On 10 January, 2018, the European Commission issued a Notice to Stakeholders entitled, “Withdrawal of the United Kingdom and EU Rules in the Field of Industrial Products.”
The notice details the consequences of Brexit for United Kingdom (UK)-based economic operators and qualified third parties, known as notified bodies (NBs), associated with products that require a CE mark prior to being placed on the European market. These products include medical devices, active implantable medical devices and in vitro diagnostic medical devices.

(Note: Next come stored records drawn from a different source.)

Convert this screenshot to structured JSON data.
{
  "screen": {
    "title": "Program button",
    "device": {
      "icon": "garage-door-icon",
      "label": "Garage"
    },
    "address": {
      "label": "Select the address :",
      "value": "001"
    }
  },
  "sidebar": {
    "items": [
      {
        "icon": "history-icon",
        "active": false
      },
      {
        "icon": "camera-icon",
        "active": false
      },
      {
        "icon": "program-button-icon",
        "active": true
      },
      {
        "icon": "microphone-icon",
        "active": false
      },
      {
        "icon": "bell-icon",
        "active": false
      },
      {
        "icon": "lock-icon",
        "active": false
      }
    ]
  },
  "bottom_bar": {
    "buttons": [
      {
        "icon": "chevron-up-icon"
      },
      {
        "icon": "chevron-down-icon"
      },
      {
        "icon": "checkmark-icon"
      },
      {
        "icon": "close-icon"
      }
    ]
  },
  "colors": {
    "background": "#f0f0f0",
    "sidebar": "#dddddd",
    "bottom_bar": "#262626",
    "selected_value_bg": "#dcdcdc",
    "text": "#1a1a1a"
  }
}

As of 30 March, 2019 – the UK withdrawal date from the European Union (EU) – all EU primary and secondary laws will cease to apply to the UK, which will then become a “third country” if no mutual recognition agreement has been reached. When the withdrawal occurs, the following consequences will affect those companies involved in placing applicable products on the European market.

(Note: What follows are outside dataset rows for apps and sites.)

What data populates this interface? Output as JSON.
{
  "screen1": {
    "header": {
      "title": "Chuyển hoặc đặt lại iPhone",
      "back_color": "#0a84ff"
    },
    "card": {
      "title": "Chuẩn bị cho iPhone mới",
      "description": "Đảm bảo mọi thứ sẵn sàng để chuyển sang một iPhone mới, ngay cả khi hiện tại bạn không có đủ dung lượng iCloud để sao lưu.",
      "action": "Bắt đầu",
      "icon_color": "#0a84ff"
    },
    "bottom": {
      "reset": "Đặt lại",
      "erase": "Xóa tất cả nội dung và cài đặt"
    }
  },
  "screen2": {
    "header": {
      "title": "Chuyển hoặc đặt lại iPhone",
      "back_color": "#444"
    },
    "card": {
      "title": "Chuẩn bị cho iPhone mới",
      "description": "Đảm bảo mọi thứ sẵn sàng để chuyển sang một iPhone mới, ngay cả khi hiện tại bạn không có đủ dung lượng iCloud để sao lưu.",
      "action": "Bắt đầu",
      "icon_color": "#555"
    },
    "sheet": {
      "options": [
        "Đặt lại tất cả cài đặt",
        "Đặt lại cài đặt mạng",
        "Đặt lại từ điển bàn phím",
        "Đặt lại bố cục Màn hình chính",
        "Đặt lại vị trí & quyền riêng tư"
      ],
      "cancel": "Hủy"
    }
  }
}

Importers and distributors
According to EU product legislation, an importer is an economic operator established in the EU who places a product from a third country on the EU market.
As of the withdrawal date, a manufacturer or importer established in the UK will no longer be considered an economic operator in the EU. Consequently, an economic operator established in the EU – prior to the withdrawal date – who was considered an EU distributor, will become an importer and will be required to comply with different obligations.
Authorised representatives established in the UK will not, as of the withdrawal date, be recognised as authorised representatives. Therefore, non-EU-based manufacturers, who are required to have an authorised representative established in the EU, are advised to take the necessary steps to ensure – as of the withdrawal date – that their designated authorised representative is established in the EU.
EU legislation on medical devices, active implantable medical devices and in vitro diagnostic medical devices requires the intervention of an NB in the conformity assessment procedure. EU product legislation requires NBs to be established in a Member State and be designated by a Member State notifying authority for performing the conformity assessment tasks set out in the relevant act of EU product legislation.
Therefore, as of the withdrawal date, UK NBs will lose their status as EU NBs and will be removed from the European Commission’s information system on notified organisations (NANDO database). As such, UK bodies will not be in a position to perform conformity assessment tasks pursuant to EU product legislation as of the withdrawal date.
Furthermore, as of the withdrawal date, a certificate issued by an EU NB will be required to place products on the EU market. Under the circumstances, manufacturers are advised to consider either applying for a new certificate issued by an EU NB or arranging for a file transfer, along with the corresponding certificate from the UK NB, to an EU NB who would then take over responsibility for that certificate.
There are currently five NBs located in the UK who are impacted by this announcement: BSI, LRQA, SGS UK Limited, AMTAC Certification Services Ltd (trading as Intertek), and UL International (UK) Ltd. While all are hoping that a withdrawal agreement will be put in place before 30 March, 2019, and are currently continuing with “business-as–usual,” they also are working on various contingency plans:
- BSI announced that it has formally applied for designation as a Medical Device NB in the Netherlands under EU Directives 90/385/EEC (Active Implantable Medical Devices), 93/42/EEC (Medical Devices) and 98/79/EC (IVD Medical Devices) within the oversight of the Dutch Health and Youth Care Inspectorate (IGJ).
- LRQA is taking contingency actions to obtain accreditation through other EU countries and is actively expanding those approvals it already holds in EU countries to replicate the appointments currently held in the UK. The majority of these new appointments will be in the Netherlands, with several applications – including the Medical Devices Directive and In Vitro Diagnostic Devices Directive – having already been submitted.
- SGS aims to retain its capability and capacity in the UK, but is working closely with the already established SGS NBs and other SGS European affiliates to ensure all customer certification requirements are met and that any necessary changes to processes are implemented as smoothly as possible.
- UL has been in discussions with the Health Protection Regulatory Agency (HPRA) in Ireland regarding the establishment of a medical device and IVD NB to support existing UL customers and to prepare for the transition. It hopes to make further announcements in the coming weeks with details of its future plans.
Further information, which is continually being updated, can be found on each of the NB websites.
ICON’s dedicated Medical Device and IVD regulatory and quality experts are available to help you understand these changes and how they impact your products. For assistance with any of the above items, or any aspects of medical device or IVD regulations, please contact us.